On Friday 4 December 2020 our Parliament passed the third set of amendments to the Public Procurement and Disposal of Public Property Act (The Act). These changes are a serious blow to the long-term campaign for proper control over transactions in Public Money and are extremely detrimental to the public interest. Government to Government Arrangements (G2G), Public Private Partnerships and a range of professional/financial services have been excluded from the oversight of the Office of Procurement Regulation (OPR).
Our elected representatives proposed to our Parliament that the biggest contracts executed with Public Money were better administered without independent oversight as intended in The Act, passed as Act No 1 of 2015.

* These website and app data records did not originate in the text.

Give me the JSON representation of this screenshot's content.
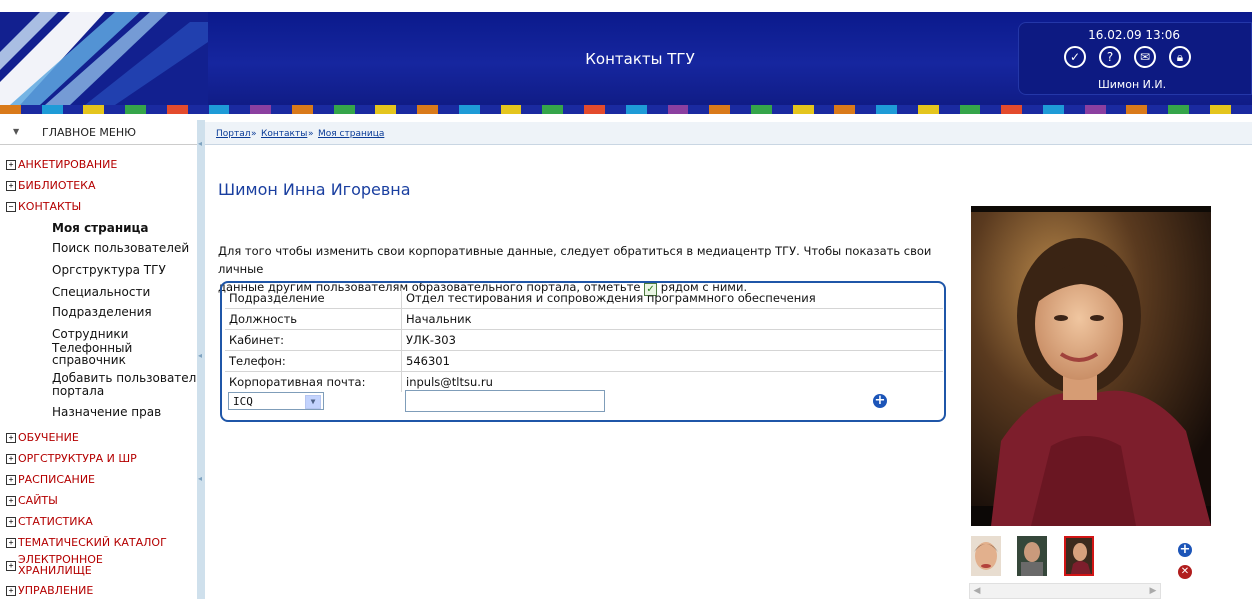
{
  "header": {
    "title": "Контакты ТГУ",
    "datetime": "16.02.09 13:06",
    "user": "Шимон И.И.",
    "icons": [
      "check-icon",
      "help-icon",
      "mail-icon",
      "lock-icon"
    ],
    "stripe_colors": [
      "#d97a1a",
      "#1e9bd7",
      "#e4c51d",
      "#35a54a",
      "#e34b2d",
      "#1e9bd7",
      "#8b3fa0",
      "#d97a1a",
      "#35a54a",
      "#e4c51d"
    ]
  },
  "sidebar": {
    "title": "ГЛАВНОЕ МЕНЮ",
    "items": [
      {
        "label": "АНКЕТИРОВАНИЕ",
        "toggle": "+"
      },
      {
        "label": "БИБЛИОТЕКА",
        "toggle": "+"
      },
      {
        "label": "КОНТАКТЫ",
        "toggle": "−"
      },
      {
        "label": "ОБУЧЕНИЕ",
        "toggle": "+"
      },
      {
        "label": "ОРГСТРУКТУРА И ШР",
        "toggle": "+"
      },
      {
        "label": "РАСПИСАНИЕ",
        "toggle": "+"
      },
      {
        "label": "САЙТЫ",
        "toggle": "+"
      },
      {
        "label": "СТАТИСТИКА",
        "toggle": "+"
      },
      {
        "label": "ТЕМАТИЧЕСКИЙ КАТАЛОГ",
        "toggle": "+"
      },
      {
        "label_line1": "ЭЛЕКТРОННОЕ",
        "label_line2": "ХРАНИЛИЩЕ",
        "toggle": "+"
      },
      {
        "label": "УПРАВЛЕНИЕ",
        "toggle": "+"
      }
    ],
    "contacts_sub": [
      {
        "label": "Моя страница"
      },
      {
        "label": "Поиск пользователей"
      },
      {
        "label": "Оргструктура ТГУ"
      },
      {
        "label": "Специальности"
      },
      {
        "label": "Подразделения"
      },
      {
        "label": "Сотрудники"
      },
      {
        "label_line1": "Телефонный",
        "label_line2": "справочник"
      },
      {
        "label_line1": "Добавить пользователя",
        "label_line2": "портала"
      },
      {
        "label": "Назначение прав"
      }
    ]
  },
  "breadcrumb": {
    "items": [
      "Портал",
      "Контакты",
      "Моя страница"
    ],
    "separator": "»"
  },
  "profile": {
    "name": "Шимон Инна Игоревна",
    "info_line1": "Для того чтобы изменить свои корпоративные данные, следует обратиться в медиацентр ТГУ. Чтобы показать свои личные",
    "info_line2_a": "данные другим пользователям образовательного портала, отметьте",
    "info_line2_b": "рядом с ними.",
    "fields": [
      {
        "label": "Подразделение",
        "value": "Отдел тестирования и сопровождения программного обеспечения"
      },
      {
        "label": "Должность",
        "value": "Начальник"
      },
      {
        "label": "Кабинет:",
        "value": "УЛК-303"
      },
      {
        "label": "Телефон:",
        "value": "546301"
      },
      {
        "label": "Корпоративная почта:",
        "value": "inpuls@tltsu.ru"
      }
    ],
    "contact_type_selected": "ICQ",
    "contact_value": ""
  }
}
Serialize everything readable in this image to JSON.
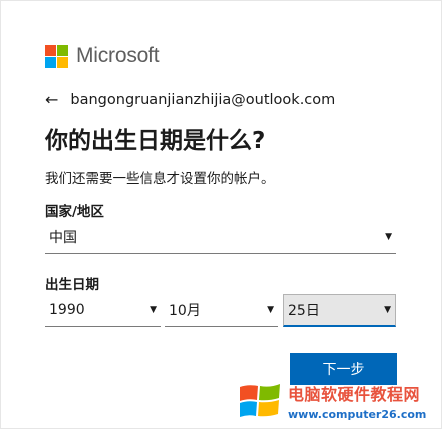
{
  "brand": {
    "name": "Microsoft",
    "logo_colors": [
      "#f25022",
      "#7fba00",
      "#00a4ef",
      "#ffb900"
    ]
  },
  "identity": {
    "back_icon": "arrow-left-icon",
    "email": "bangongruanjianzhijia@outlook.com"
  },
  "title": "你的出生日期是什么?",
  "subtitle": "我们还需要一些信息才设置你的帐户。",
  "country": {
    "label": "国家/地区",
    "value": "中国"
  },
  "birthdate": {
    "label": "出生日期",
    "year": "1990",
    "month": "10月",
    "day": "25日"
  },
  "next_button": "下一步",
  "accent_color": "#0067b8",
  "watermark": {
    "title": "电脑软硬件教程网",
    "url": "www.computer26.com"
  }
}
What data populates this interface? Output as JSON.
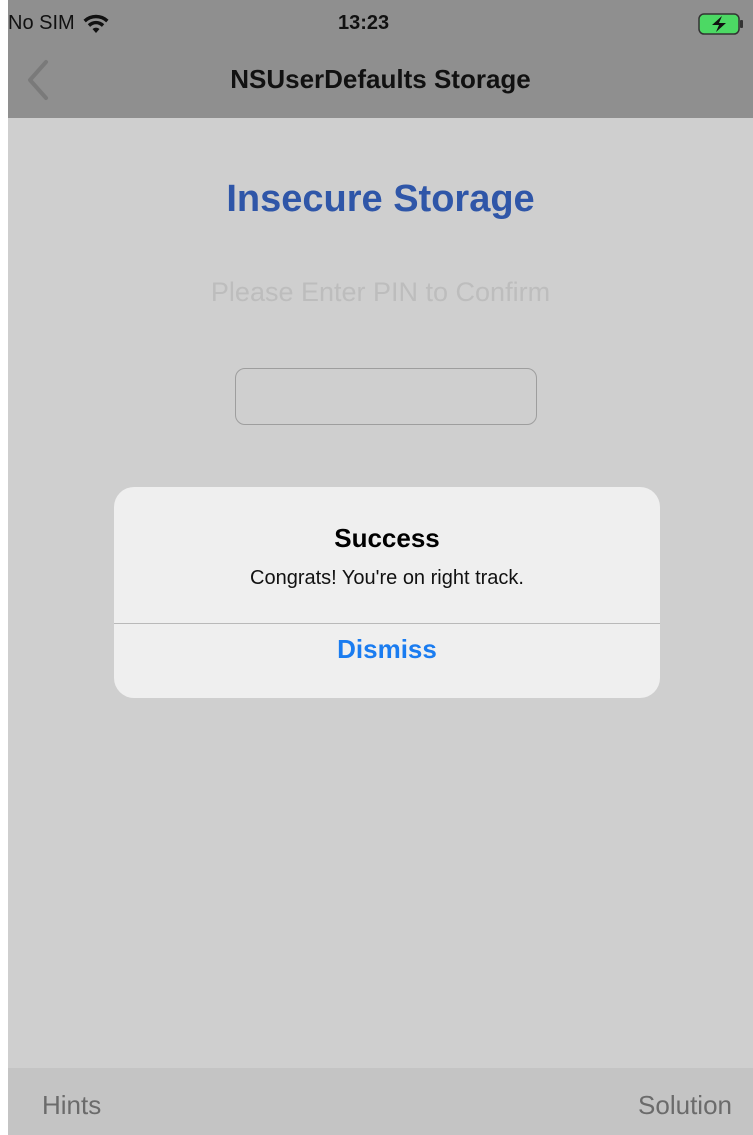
{
  "status_bar": {
    "carrier": "No SIM",
    "time": "13:23",
    "wifi_icon": "wifi-icon",
    "battery_icon": "battery-charging-icon",
    "battery_color": "#4cd964"
  },
  "nav_bar": {
    "title": "NSUserDefaults Storage",
    "back_icon": "chevron-left-icon"
  },
  "main": {
    "title": "Insecure Storage",
    "pin_prompt": "Please Enter PIN to Confirm",
    "pin_value": ""
  },
  "alert": {
    "title": "Success",
    "message": "Congrats! You're on right track.",
    "dismiss_label": "Dismiss"
  },
  "toolbar": {
    "hints_label": "Hints",
    "solution_label": "Solution"
  },
  "colors": {
    "accent": "#2f56a8",
    "link": "#1a7cf0"
  }
}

Afra Raymond appears on WESN’s current affairs programme “Long Story Short” on Saturday 5th December 2020 for an interview with Kejan Haynes on to discuss the contentious amendments to the Public Procurement & Disposal of Public Property Act of Trinidad and Tobago. Video courtesy WESN
Afra Raymond’s interview on TV6 on The Morning Edition with Fazeer Mohammed on the amendments to the Public Procurement & Disposal of Public Property Act in Trinidad and Tobago. Video courtesy CCN TV6
The Amendments to the Procurement Legislation were passed in the lower House on Friday without the support of the Opposition United National Congress, and will e debated in the Upper House today. Prior to the debate, various Civil Society Groups and Business organizations have voiced concerns regarding particular elements to the amendments. We got another view in, Afra Raymond- Past President of the Joint Consultative Council for the Construction Industry.